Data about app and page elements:
● ● ●

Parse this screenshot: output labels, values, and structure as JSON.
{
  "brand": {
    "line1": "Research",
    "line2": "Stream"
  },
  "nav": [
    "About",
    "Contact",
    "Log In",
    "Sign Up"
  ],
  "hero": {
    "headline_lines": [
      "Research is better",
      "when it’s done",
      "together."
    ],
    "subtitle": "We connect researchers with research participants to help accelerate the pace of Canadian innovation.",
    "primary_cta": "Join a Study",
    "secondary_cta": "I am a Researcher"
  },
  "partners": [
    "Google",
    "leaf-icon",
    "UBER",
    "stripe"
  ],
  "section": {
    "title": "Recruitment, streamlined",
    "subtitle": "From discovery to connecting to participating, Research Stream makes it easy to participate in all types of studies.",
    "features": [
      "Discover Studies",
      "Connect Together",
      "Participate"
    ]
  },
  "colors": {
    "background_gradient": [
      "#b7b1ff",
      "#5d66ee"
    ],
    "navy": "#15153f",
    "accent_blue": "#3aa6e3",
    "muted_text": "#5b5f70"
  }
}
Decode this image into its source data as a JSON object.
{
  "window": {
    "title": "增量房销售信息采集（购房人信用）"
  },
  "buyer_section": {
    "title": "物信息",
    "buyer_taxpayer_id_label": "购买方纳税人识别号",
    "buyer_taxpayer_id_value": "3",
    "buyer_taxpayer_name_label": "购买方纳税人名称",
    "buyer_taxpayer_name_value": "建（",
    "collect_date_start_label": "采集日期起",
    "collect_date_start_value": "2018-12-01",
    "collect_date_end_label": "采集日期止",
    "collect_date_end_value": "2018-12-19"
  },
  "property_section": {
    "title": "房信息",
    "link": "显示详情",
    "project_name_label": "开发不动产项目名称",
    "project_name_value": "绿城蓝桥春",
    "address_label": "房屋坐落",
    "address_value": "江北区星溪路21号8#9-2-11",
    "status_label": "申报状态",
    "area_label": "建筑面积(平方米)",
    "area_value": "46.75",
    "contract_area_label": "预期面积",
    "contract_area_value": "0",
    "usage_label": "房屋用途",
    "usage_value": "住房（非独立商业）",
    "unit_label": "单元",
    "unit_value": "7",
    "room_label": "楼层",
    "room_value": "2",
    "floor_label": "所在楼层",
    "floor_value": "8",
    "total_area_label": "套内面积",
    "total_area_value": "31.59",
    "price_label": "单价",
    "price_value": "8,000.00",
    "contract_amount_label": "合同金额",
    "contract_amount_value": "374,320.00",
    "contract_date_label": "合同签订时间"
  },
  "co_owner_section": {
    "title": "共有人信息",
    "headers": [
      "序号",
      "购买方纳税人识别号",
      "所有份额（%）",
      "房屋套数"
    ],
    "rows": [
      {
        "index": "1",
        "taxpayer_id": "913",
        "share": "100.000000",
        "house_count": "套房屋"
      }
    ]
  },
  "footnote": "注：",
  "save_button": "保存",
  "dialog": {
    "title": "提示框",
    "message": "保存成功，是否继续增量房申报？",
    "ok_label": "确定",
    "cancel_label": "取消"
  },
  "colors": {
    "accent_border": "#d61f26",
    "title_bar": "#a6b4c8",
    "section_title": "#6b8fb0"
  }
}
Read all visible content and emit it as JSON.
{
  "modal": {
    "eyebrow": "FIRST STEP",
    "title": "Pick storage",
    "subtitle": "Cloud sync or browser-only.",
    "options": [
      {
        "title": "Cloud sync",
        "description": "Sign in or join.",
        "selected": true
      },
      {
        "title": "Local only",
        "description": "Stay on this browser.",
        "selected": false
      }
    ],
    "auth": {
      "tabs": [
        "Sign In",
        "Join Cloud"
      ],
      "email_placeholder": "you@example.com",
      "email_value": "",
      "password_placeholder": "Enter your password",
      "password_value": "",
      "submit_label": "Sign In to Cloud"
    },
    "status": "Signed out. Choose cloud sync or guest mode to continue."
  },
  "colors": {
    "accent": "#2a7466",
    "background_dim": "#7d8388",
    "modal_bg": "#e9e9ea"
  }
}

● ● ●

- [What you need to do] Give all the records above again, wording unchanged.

- [Task output]
Parse this screenshot: output labels, values, and structure as JSON.
{
  "brand": {
    "line1": "Research",
    "line2": "Stream"
  },
  "nav": [
    "About",
    "Contact",
    "Log In",
    "Sign Up"
  ],
  "hero": {
    "headline_lines": [
      "Research is better",
      "when it’s done",
      "together."
    ],
    "subtitle": "We connect researchers with research participants to help accelerate the pace of Canadian innovation.",
    "primary_cta": "Join a Study",
    "secondary_cta": "I am a Researcher"
  },
  "partners": [
    "Google",
    "leaf-icon",
    "UBER",
    "stripe"
  ],
  "section": {
    "title": "Recruitment, streamlined",
    "subtitle": "From discovery to connecting to participating, Research Stream makes it easy to participate in all types of studies.",
    "features": [
      "Discover Studies",
      "Connect Together",
      "Participate"
    ]
  },
  "colors": {
    "background_gradient": [
      "#b7b1ff",
      "#5d66ee"
    ],
    "navy": "#15153f",
    "accent_blue": "#3aa6e3",
    "muted_text": "#5b5f70"
  }
}
Decode this image into its source data as a JSON object.
{
  "window": {
    "title": "增量房销售信息采集（购房人信用）"
  },
  "buyer_section": {
    "title": "物信息",
    "buyer_taxpayer_id_label": "购买方纳税人识别号",
    "buyer_taxpayer_id_value": "3",
    "buyer_taxpayer_name_label": "购买方纳税人名称",
    "buyer_taxpayer_name_value": "建（",
    "collect_date_start_label": "采集日期起",
    "collect_date_start_value": "2018-12-01",
    "collect_date_end_label": "采集日期止",
    "collect_date_end_value": "2018-12-19"
  },
  "property_section": {
    "title": "房信息",
    "link": "显示详情",
    "project_name_label": "开发不动产项目名称",
    "project_name_value": "绿城蓝桥春",
    "address_label": "房屋坐落",
    "address_value": "江北区星溪路21号8#9-2-11",
    "status_label": "申报状态",
    "area_label": "建筑面积(平方米)",
    "area_value": "46.75",
    "contract_area_label": "预期面积",
    "contract_area_value": "0",
    "usage_label": "房屋用途",
    "usage_value": "住房（非独立商业）",
    "unit_label": "单元",
    "unit_value": "7",
    "room_label": "楼层",
    "room_value": "2",
    "floor_label": "所在楼层",
    "floor_value": "8",
    "total_area_label": "套内面积",
    "total_area_value": "31.59",
    "price_label": "单价",
    "price_value": "8,000.00",
    "contract_amount_label": "合同金额",
    "contract_amount_value": "374,320.00",
    "contract_date_label": "合同签订时间"
  },
  "co_owner_section": {
    "title": "共有人信息",
    "headers": [
      "序号",
      "购买方纳税人识别号",
      "所有份额（%）",
      "房屋套数"
    ],
    "rows": [
      {
        "index": "1",
        "taxpayer_id": "913",
        "share": "100.000000",
        "house_count": "套房屋"
      }
    ]
  },
  "footnote": "注：",
  "save_button": "保存",
  "dialog": {
    "title": "提示框",
    "message": "保存成功，是否继续增量房申报？",
    "ok_label": "确定",
    "cancel_label": "取消"
  },
  "colors": {
    "accent_border": "#d61f26",
    "title_bar": "#a6b4c8",
    "section_title": "#6b8fb0"
  }
}
Read all visible content and emit it as JSON.
{
  "modal": {
    "eyebrow": "FIRST STEP",
    "title": "Pick storage",
    "subtitle": "Cloud sync or browser-only.",
    "options": [
      {
        "title": "Cloud sync",
        "description": "Sign in or join.",
        "selected": true
      },
      {
        "title": "Local only",
        "description": "Stay on this browser.",
        "selected": false
      }
    ],
    "auth": {
      "tabs": [
        "Sign In",
        "Join Cloud"
      ],
      "email_placeholder": "you@example.com",
      "email_value": "",
      "password_placeholder": "Enter your password",
      "password_value": "",
      "submit_label": "Sign In to Cloud"
    },
    "status": "Signed out. Choose cloud sync or guest mode to continue."
  },
  "colors": {
    "accent": "#2a7466",
    "background_dim": "#7d8388",
    "modal_bg": "#e9e9ea"
  }
}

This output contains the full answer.